The Supreme Court ruling said compensation would be on a case-by-case basis and would depend on the market value of properties before and after they were put under the Map Act, the state law allowing the DOT to curb development on land it plans to use for future roads.

Bryant said the ruling means the property cases will proceed like “a normal condemnation.”

Justice Paul Newby, writing for the court, said that the Map Act restricted the landowners’ ‘fundamental rights to improve, develop and subdivide their property for an unlimited amount of time.’”

Click here to read more.

Will the Great Lakes Basin Transportation Succeed?

With Norfolk Southern withdrawing from the Great Lakes Basin Transportation proposed freight line, one wonders whether the project will succeed. Norfolk Southern would have been a major user of the proposed Chicago bypass.

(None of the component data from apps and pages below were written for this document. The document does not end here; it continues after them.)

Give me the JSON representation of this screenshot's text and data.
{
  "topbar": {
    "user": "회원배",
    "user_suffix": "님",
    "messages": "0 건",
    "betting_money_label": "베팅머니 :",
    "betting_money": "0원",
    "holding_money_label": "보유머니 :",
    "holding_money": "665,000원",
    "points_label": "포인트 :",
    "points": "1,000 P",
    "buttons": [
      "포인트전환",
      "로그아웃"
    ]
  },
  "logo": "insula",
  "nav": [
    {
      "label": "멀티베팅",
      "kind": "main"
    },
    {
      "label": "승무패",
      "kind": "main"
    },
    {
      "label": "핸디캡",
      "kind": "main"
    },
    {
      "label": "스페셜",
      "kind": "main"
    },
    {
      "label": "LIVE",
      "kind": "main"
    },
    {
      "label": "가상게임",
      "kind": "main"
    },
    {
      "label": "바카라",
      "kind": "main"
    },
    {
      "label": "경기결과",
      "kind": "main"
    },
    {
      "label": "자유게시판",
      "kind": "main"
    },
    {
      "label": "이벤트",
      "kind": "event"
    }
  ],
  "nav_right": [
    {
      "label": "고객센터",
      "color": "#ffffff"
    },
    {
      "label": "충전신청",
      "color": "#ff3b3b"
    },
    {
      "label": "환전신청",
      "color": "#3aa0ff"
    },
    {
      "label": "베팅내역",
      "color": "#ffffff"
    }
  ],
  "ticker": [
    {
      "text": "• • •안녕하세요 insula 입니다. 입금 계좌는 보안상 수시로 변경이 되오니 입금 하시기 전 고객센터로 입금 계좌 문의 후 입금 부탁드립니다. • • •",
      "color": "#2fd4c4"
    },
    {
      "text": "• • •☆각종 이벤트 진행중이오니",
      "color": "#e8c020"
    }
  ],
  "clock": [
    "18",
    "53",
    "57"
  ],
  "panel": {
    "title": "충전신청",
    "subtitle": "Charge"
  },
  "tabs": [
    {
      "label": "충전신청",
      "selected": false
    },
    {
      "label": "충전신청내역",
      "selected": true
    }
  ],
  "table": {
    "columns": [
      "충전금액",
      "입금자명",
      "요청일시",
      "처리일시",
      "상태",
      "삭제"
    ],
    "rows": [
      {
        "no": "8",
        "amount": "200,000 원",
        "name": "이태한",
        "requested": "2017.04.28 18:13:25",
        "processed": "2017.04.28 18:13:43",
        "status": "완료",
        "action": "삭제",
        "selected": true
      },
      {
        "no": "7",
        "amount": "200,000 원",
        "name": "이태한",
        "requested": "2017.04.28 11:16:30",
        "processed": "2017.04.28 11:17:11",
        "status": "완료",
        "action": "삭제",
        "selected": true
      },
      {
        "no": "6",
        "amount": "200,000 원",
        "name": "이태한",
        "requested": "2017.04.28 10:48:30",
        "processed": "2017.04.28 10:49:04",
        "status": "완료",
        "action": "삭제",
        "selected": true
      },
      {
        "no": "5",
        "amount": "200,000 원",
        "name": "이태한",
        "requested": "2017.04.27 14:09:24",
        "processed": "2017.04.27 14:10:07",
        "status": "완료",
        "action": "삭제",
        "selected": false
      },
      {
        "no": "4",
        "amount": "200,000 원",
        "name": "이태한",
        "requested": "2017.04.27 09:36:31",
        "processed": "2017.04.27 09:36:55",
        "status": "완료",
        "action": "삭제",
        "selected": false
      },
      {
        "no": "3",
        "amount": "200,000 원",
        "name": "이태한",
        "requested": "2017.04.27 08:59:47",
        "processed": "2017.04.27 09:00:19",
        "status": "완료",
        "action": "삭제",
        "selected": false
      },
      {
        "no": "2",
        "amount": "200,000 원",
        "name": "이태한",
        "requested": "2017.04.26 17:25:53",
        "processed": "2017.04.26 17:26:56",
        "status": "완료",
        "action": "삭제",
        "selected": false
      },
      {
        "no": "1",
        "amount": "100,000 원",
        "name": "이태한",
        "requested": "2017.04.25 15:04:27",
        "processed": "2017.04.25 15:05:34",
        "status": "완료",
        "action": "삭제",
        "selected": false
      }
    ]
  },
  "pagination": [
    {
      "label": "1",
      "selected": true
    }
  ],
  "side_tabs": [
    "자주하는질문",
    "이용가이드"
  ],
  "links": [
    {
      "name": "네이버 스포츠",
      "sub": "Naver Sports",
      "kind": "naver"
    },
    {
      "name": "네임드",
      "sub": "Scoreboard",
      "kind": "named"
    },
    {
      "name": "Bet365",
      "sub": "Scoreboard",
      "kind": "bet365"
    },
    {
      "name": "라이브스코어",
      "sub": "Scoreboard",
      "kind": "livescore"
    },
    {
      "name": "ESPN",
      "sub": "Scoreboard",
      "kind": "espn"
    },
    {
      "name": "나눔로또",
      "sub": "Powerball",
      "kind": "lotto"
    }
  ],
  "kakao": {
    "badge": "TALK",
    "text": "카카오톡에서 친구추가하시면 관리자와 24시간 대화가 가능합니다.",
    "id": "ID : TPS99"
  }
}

In all likelihood, what precipitated the bypass was the future expansion of the Illinois Tollway and its effect on the CSX terminal in Chicago.

Given Norfolk Southern has withdrawn from this process, one wonders whether the cost infrastructure can be successful and fulfilled with a much lower demand for rail utilization.

“‘Norfolk Southern has a robust route network, with multiple routes into and out of the Chicago area and also owns its own bypass route that runs directly to Kansas City,” he wrote. “For this reason, we are not inclined to think that the proposed Great Lakes Basin route would work well with our system or that we would be a user of the route.’

GLBT proposes a 278-mile freight train track, starting near Milton, Wis., and with two end points in LaPorte County, with the goal of alleviating rail congestion in Chicago. The $8 billion, privately funded track would have the capacity for 110 trains a day and its path would run through southern Lake and Porter counties.”

Click here to read more.


Would Eminent Domain of Coal Plants Ever Work?

In an opinion editorial in The Washington Post, Barney Gorin notes that gas-created electricity provides for thirty-four percent of our energy generation.

Could the energy source be replaced? Yes. Would it be a very expensive proposition to simply close coal plants, and even more emphatic “yes.”

The reality is that simply acquiring coal plants through the eminent domain process in order to close a coal plant is not a satisfactory result. If the plants are to be closed, it is more likely premised upon the safety issues and utilization of the police power.

“In his June 4 op-ed, “Here’s how we leave coal behind,” Stephen L. Kass told us that eminent domain is a fine way to shut down coal companies. All the government has to do is take the land and pay “fair, market-based compensation.”

What a lovely, Trumpian solution. Republican presidential candidate Donald Trump is sure to approve. It would be just the precedent he would like to cite against the next obstinate widow like Vera Coking when he tried to take her home for only a quarter of an earlier offer.

Barney Gorin, Gaithersburg

How would Stephen L. Kass replace the 34 percent of the electricity generated in this country by coal-fired plants over a 10-year period? Many of them can be, and some are being, converted to natural gas, but not all. And some are being equipped with scrubbers. But many are not fit for either of those “fixes” because of design or age and will be left to run out their useful lives while replacement plants are built.”

Click here to read more

Stumpy Harris Feted for Fifty Years

The Orlando Sentinel wrote a short bio on Gordon “Stumpy” Harris. He is truly a local legend and an outstanding eminent domain lawyer.

Stumpy had the world at his feet, running a huge law firm. However, he chose to follow the passions of his heart and represent property owners losing their rights under the 5th Amendment.

This wonderful article about Stumpy is indeed beautiful, but it cannot fully explain what a simply neat person Stumpy is.

“Gordon “Stumpy” Harris, a local legal legend, marked 50 years of practicing law recently as he looked back on a career that included criminal defense, prosecution, founding several law firms and developing an expertise in controversial eminent domain law.”

Click here to read more.